They also have an Hour Meter that helps you track maintenance intervals. Proper maintenance is especially important during your “off season”, because you need it to be ready to go when it’s “in season”. The GP6500E even includes a plug-in battery charger jack so you can keep that battery charged and ready for use.

The panel above is on the GP6500E, but is virtually identical (except for the electric start switch and battery charger) to that found on the other two models in this group.

You get two areas of 120 volt receptacles for a total of 4 outlets.

Both the GP5500 and the GP6500 come in 3 flavors that allow you to use them either just in the 49 states, in the 49 states and Canada, or in all 50 states and Canada. Be sure to get the sub-model that fits your situation.

Generac GP7500E, GP8000E, GP15000E, and GP17500E

Finally, we get to the big boys. I didn’t make a table for them for reasons explained below.

The next two models up the line are really just large, more powerful versions of the GP6500E. Both the GP7500E and the GP8000E have electric starters with recoil backup, as the model name suggests.


The GP7500E has 9375 starting watts and can run about 11 hours at 50% load. The GP8000E has 10,000 starting watts and run for about 9.5 hours at 50%.

All of the engines discussed to this point are made overseas, presumably in China but I don’t know that for a fact. The final two industrial strength generators are made near Waukesha, Wisconsin, USA.

The GP15000E and GP17500E are intended for jobsite or other power-hungry areas. They have pneumatic wheels and a built-in eye on top that can be hooked to a crane for transport or storage.

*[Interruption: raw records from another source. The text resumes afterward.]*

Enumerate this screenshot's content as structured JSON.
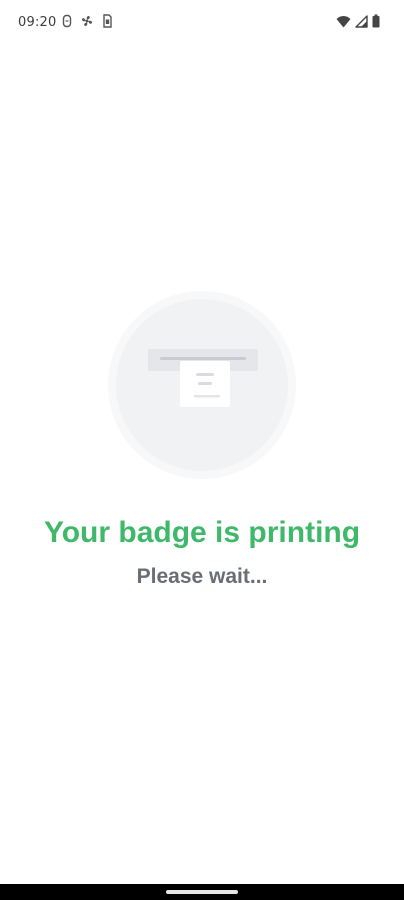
{
  "status_bar": {
    "time": "09:20",
    "left_icons": [
      "sim-icon",
      "fan-icon",
      "sim-card-icon"
    ],
    "right_icons": [
      "wifi-icon",
      "cellular-signal-icon",
      "battery-icon"
    ]
  },
  "illustration": {
    "icon": "printer-badge-icon"
  },
  "message": {
    "title": "Your badge is printing",
    "subtitle": "Please wait..."
  },
  "colors": {
    "title": "#3fb86a",
    "subtitle": "#6a6d76",
    "illustration_bg": "#f2f3f5",
    "background": "#ffffff"
  }
}
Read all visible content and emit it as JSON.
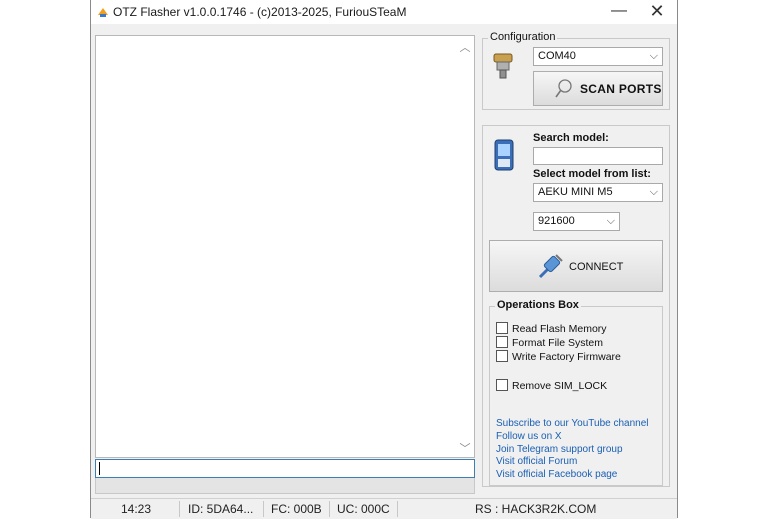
{
  "window": {
    "title": "OTZ Flasher v1.0.0.1746 - (c)2013-2025, FuriouSTeaM",
    "minimize": "—",
    "close": "✕"
  },
  "configuration": {
    "legend": "Configuration",
    "port_value": "COM40",
    "scan_label": "SCAN PORTS"
  },
  "model": {
    "search_label": "Search model:",
    "search_value": "",
    "select_label": "Select model from list:",
    "model_value": "AEKU MINI M5",
    "baud_value": "921600",
    "connect_label": "CONNECT"
  },
  "operations": {
    "legend": "Operations Box",
    "items": [
      {
        "label": "Read Flash Memory",
        "checked": false
      },
      {
        "label": "Format File System",
        "checked": false
      },
      {
        "label": "Write Factory Firmware",
        "checked": false
      },
      {
        "label": "Remove SIM_LOCK",
        "checked": false
      }
    ]
  },
  "links": [
    "Subscribe to our YouTube channel",
    "Follow us on X",
    "Join Telegram support group",
    "Visit official Forum",
    "Visit official Facebook page"
  ],
  "status": {
    "time": "14:23",
    "id": "ID: 5DA64...",
    "fc": "FC: 000B",
    "uc": "UC: 000C",
    "rs": "RS : HACK3R2K.COM"
  },
  "colors": {
    "link": "#1a5fb4",
    "focus_border": "#3c7fb1"
  }
}
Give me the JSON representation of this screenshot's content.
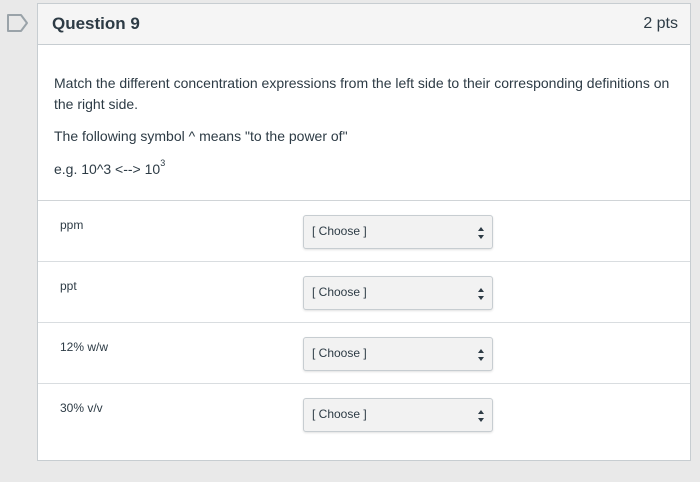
{
  "question": {
    "title": "Question 9",
    "points": "2 pts",
    "instruction": "Match the different concentration expressions from the left side to their corresponding definitions on the right side.",
    "symbol_note": "The following symbol ^ means \"to the power of\"",
    "example_prefix": "e.g. 10^3 <--> 10",
    "example_exponent": "3"
  },
  "matches": [
    {
      "label": "ppm",
      "selected": "[ Choose ]"
    },
    {
      "label": "ppt",
      "selected": "[ Choose ]"
    },
    {
      "label": "12% w/w",
      "selected": "[ Choose ]"
    },
    {
      "label": "30% v/v",
      "selected": "[ Choose ]"
    }
  ],
  "icons": {
    "flag": "bookmark-flag-icon",
    "select_arrows": "updown-arrows-icon"
  },
  "colors": {
    "text": "#2d3b45",
    "header_bg": "#f5f5f5",
    "border": "#c7cdd1",
    "select_bg": "#f2f2f2"
  }
}
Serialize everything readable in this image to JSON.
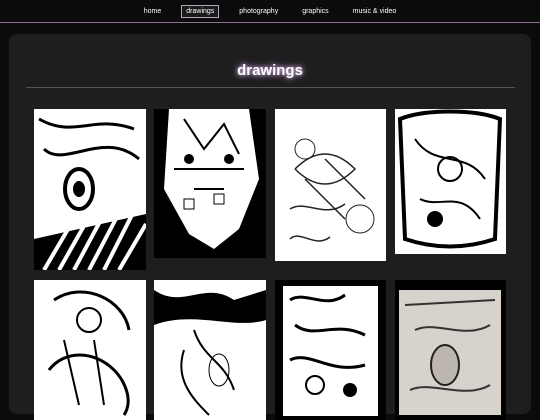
{
  "nav": {
    "items": [
      {
        "label": "home",
        "active": false
      },
      {
        "label": "drawings",
        "active": true
      },
      {
        "label": "photography",
        "active": false
      },
      {
        "label": "graphics",
        "active": false
      },
      {
        "label": "music & video",
        "active": false
      }
    ]
  },
  "page": {
    "title": "drawings"
  },
  "colors": {
    "background": "#0b0b0b",
    "panel": "#1e1e1e",
    "nav_border": "#8a6f8e",
    "title_glow": "#d6b6e6"
  }
}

The GP1500E gives you 22,500 starting watts, and the GP17500E gives 26,250 starting watts.


All the generators above are 60 Hertz models. Generac also makes three 50 Hertz models that I’ll just mention briefly here by model number in case you need such a machine. They are the GP2600, the GP5000, and the GP6000E.

Conclusions about the Generac GP Series Generators

While many owners are satisfied with their Generac GP purchases, some models seem to have more problems than others.

The best machines appear to be the GP2200i, GP6500, GP6500E, GP7500E, and the GP8000E (as well as the industrial models).

Problems that the others have include broken parts, bad carburetors, and just giving up the ghost after a relatively short period of use.

I would therefore have no qualms about recommending the better models that I just mentioned above, but I would probably stay away from the others and opt for a different manufacturer’s offerings (perhaps Honda) instead.

See the Generac GP6500E portable generator at Amazon now.

Gary Sonnenberg